It feels abrupt, sometimes, but isn't,
Because even those abrupt, altering moments
Don't immediately change who we are.
Change takes time--happens so slowly.
We are likely not to recognize
Ourselves from the changes we've incurred
But when we look back again,
Will we know how we've transformed?


Unplugging James

My older son, James, turns 4 on Saturday. I can hardly believe it's been four years already. At the same time, however, I can't believe it hasn't been more than four. For as dear as my little James is to me, I am constantly challenged by him. Because he is my first. And every new thing he does is something I haven't seen before. It can be cute and funny and rewarding--but it can also be exhausting and perplexing and frustrating.

I suppose my real problems have arisen quite recently; James was the easiest kind of baby there is. He could sit happily in a swing while I went to the bathroom or cooked dinner. He rarely cried without a good reason. I couldn't help thinking, way back then, that parenting a newborn wasn't as difficult as I was expecting (then #2 came along, and boy, did he prove me wrong).

When James was a toddler, the story was much the same. While I sometimes worried about him, wanting to make sure he met his "milestones" when he should, there still weren't many problems. He was easy to discipline and listened exceptionally well. The terrible twos were markedly mild, and on the whole the threes have been fairly uneventful.

But now, my little one, my first born, is swiftly changing from toddler in to boy. Sometimes I'm shocked at how much of a little personality he has--how grown up he seems. And then I realize, it's just that he's not a baby anymore. And I think we're both having some problems with the transition.

A month or so ago, James started changing in a way I didn't like at all. He has become increasingly moody, lazy, and disinterested in the world around him. It's like pulling teeth to get him to play with a toy, and he can quite often be found brooding on the couch, thumb in mouth, pouting that he can't watch TV.

Initially I chalked this up to my own lack of energy in the preceding months. I wasn't the same Mommy I used to be from August to October. We didn't do nearly as much as normal, because I was having severe, all day "morning" sickness. We did a lot more sitting in the grass reading books than we did running around the park. I thought once I started feeling better and got us out of the house more, he'd snap out of it.

The opposite has been true. The problem was exacerbated when my husband introduced him to his XBox. This was a terrible choice for a child that's already obsessed with sitting on the couch; I wish I would have protested it. But, I must be honest, it was nice to see a spark of happiness in his eyes, and it was terribly cute how excited he got to play "Lego the Company," (as he calls the Lego: Indiana Jones video game his dad gave him to play).

Video games have now become an obsession. I've been setting limits and denying him, but our days are peppered with requests to play the game. I spend more time thinking of other things for him to do than I ever have before. I feel like we're sinking, and I'm afraid I don't know the way out of this hole. His moodiness has gotten worse, and it's hard to get him out of his little fog of electronic bliss. He doesn't even get excited to see his grandparents anymore--and they're the kind that hide candy in your pockets and bring you toys every time they visit.

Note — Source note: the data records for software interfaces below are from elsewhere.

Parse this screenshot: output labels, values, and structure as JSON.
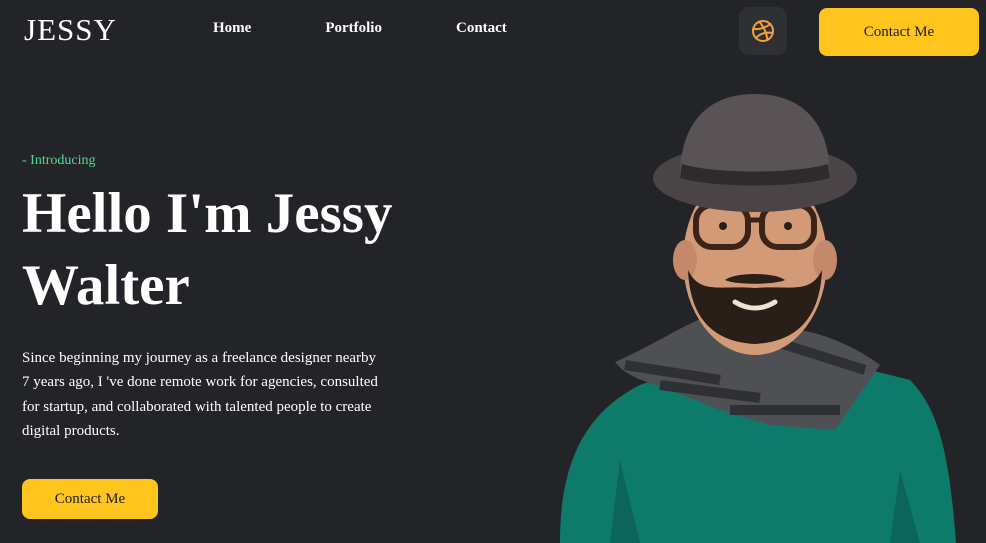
{
  "header": {
    "logo": "JESSY",
    "nav": [
      {
        "label": "Home"
      },
      {
        "label": "Portfolio"
      },
      {
        "label": "Contact"
      }
    ],
    "dribbble_icon": "dribbble-icon",
    "cta_label": "Contact Me"
  },
  "hero": {
    "intro": "- Introducing",
    "title": "Hello I'm Jessy Walter",
    "description": "Since beginning my journey as a freelance designer nearby 7 years ago, I 've done remote work for agencies, consulted for startup, and collaborated with talented people to create digital products.",
    "cta_label": "Contact Me"
  },
  "colors": {
    "background": "#232428",
    "accent": "#ffc51c",
    "intro_text": "#4ddc96",
    "icon": "#f5a13b"
  }
}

I was thinking last night, as I lay in bed worrying about this problem, that this is our first real "big boy" struggle. He's developing distinct interests, and problems like this are bound to come up again. I'm not always going to like how he chooses to spend his time, and I have a feeling we'll spend quite a bit of time struggling over it.

For now, I'll keep denying and keep trying to get him interested in less reclusive activities. But I think both of us have a long road before we totally figure this out. We start ice skating lessons on Saturday, and he's getting a slew of actual Legos and other real toys for his birthday on Sunday. I'm hoping something catches his interest and helps me wean him from his video game addiction.

I'm definitely open to suggestions. But please, curb the judging on why I let my 4-year-old play video games in the first place. I'm still trying to figure out why I let that happen.